July 17, 2015

SACRAMENTO, CA —Senator Ricardo Lara (D-Bell Gardens) introduced Senate Bill 247 today, which will adopt the safety recommendations from the National Transportation Safety Board to reduce the number of preventable deaths caused by out-of-date bus safety standards. This bill would require charter buses to give passengers a mandatory pre-trip safety briefing that demonstrates where the exits are located and what to do in case of an emergency, mandate visible emergency exit signage, require installation of windows that can stay open during evacuations, emergency lighting and an event data recorder. These improvements would significantly increase passenger safety and prevent future deaths in bus traffic collisions. 

“By making common-sense updates to bus safety practices, we can save lives. There is nothing that can excuse the tragic deaths caused by outdated, archaic bus safety regulations,” said Senator Lara. “It is unacceptable that our buses  function under safety regulations that have not been updated since the 70’s. I am introducing this bill to prevent further needless deaths and injuries and further protect the safety of our children and families.” 

On April 10, 2014 in Orland, California, a FedEx truck drove across an interstate median and struck a charter bus full of high school students from several Los Angeles communities who were on their way to Humboldt State University for a campus visit. According to the Federal Motor Carrier Safety Administration, between 1975 and 2012 there were over 11,000 fatal crashes involving buses, including 1,567 occupant fatalities. On average there are 8,000 passenger injuries per year from bus accidents. While accidents do not occur often, when they do, they have very high mortality rates. 
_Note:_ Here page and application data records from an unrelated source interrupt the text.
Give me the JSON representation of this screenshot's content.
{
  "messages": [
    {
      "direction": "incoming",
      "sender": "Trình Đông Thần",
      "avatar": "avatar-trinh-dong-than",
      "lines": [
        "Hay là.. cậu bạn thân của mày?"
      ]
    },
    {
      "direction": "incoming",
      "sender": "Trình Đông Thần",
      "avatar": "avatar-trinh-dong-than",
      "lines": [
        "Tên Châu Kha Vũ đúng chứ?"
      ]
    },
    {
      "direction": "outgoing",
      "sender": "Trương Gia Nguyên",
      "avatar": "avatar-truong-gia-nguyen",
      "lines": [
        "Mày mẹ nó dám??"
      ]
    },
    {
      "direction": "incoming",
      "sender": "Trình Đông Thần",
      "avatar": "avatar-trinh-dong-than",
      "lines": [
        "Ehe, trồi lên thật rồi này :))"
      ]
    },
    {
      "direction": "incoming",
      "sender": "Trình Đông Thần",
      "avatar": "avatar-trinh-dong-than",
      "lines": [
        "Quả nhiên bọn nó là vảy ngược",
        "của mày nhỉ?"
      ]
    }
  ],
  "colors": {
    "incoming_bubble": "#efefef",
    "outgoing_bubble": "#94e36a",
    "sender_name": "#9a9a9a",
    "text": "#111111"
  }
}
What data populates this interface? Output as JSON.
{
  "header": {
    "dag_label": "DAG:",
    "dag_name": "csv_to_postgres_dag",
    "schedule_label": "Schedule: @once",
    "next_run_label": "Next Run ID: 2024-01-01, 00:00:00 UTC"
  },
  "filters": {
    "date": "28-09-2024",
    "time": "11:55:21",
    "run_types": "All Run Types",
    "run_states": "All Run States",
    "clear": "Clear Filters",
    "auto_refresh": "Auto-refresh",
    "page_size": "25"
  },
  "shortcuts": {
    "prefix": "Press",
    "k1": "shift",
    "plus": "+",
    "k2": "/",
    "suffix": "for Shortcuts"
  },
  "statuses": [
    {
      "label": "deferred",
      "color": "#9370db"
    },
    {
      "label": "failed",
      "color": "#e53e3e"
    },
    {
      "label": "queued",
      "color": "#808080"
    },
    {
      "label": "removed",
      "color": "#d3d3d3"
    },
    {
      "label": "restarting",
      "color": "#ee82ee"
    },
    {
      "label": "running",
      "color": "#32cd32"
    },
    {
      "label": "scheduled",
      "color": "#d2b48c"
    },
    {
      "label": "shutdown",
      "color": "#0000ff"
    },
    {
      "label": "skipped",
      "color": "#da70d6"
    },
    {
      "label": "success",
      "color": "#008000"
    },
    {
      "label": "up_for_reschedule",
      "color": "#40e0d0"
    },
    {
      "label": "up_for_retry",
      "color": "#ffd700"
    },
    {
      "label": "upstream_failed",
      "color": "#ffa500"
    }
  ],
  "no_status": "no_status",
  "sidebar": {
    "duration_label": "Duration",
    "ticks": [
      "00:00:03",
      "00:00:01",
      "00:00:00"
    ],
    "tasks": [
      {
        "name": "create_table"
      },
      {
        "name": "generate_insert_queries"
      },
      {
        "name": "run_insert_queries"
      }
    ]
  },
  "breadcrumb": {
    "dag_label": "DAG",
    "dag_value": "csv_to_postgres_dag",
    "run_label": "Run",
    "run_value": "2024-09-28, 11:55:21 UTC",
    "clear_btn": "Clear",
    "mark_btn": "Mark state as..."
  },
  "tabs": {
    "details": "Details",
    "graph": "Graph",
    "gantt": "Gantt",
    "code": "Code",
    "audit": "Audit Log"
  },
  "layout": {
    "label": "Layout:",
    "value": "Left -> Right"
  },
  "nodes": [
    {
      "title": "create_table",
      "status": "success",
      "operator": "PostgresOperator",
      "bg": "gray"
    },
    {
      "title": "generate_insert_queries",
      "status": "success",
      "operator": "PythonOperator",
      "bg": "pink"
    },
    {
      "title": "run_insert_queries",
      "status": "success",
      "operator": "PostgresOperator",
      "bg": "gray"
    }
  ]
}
In response to the accident, the National Transportation Safety Board conducted an investigation and released a report this week that found the fatalities were due in large part to inadequate exit systems and made a series of recommendations to improve bus passenger safety.

While accidents involving these vehicles are uncommon, when they do occur, they have a high mortality rate. Other high occupancy vehicles like airplanes, trains, and most recently limousines are required to meet far more stringent safety requirements than buses. In the disastrous Orland Accident, passengers were not given a safety briefing and over half the students were unaware of which windows were exits.

“We need to set the tone nationwide that it’s time to make changes to our bus safety protocols," Lara said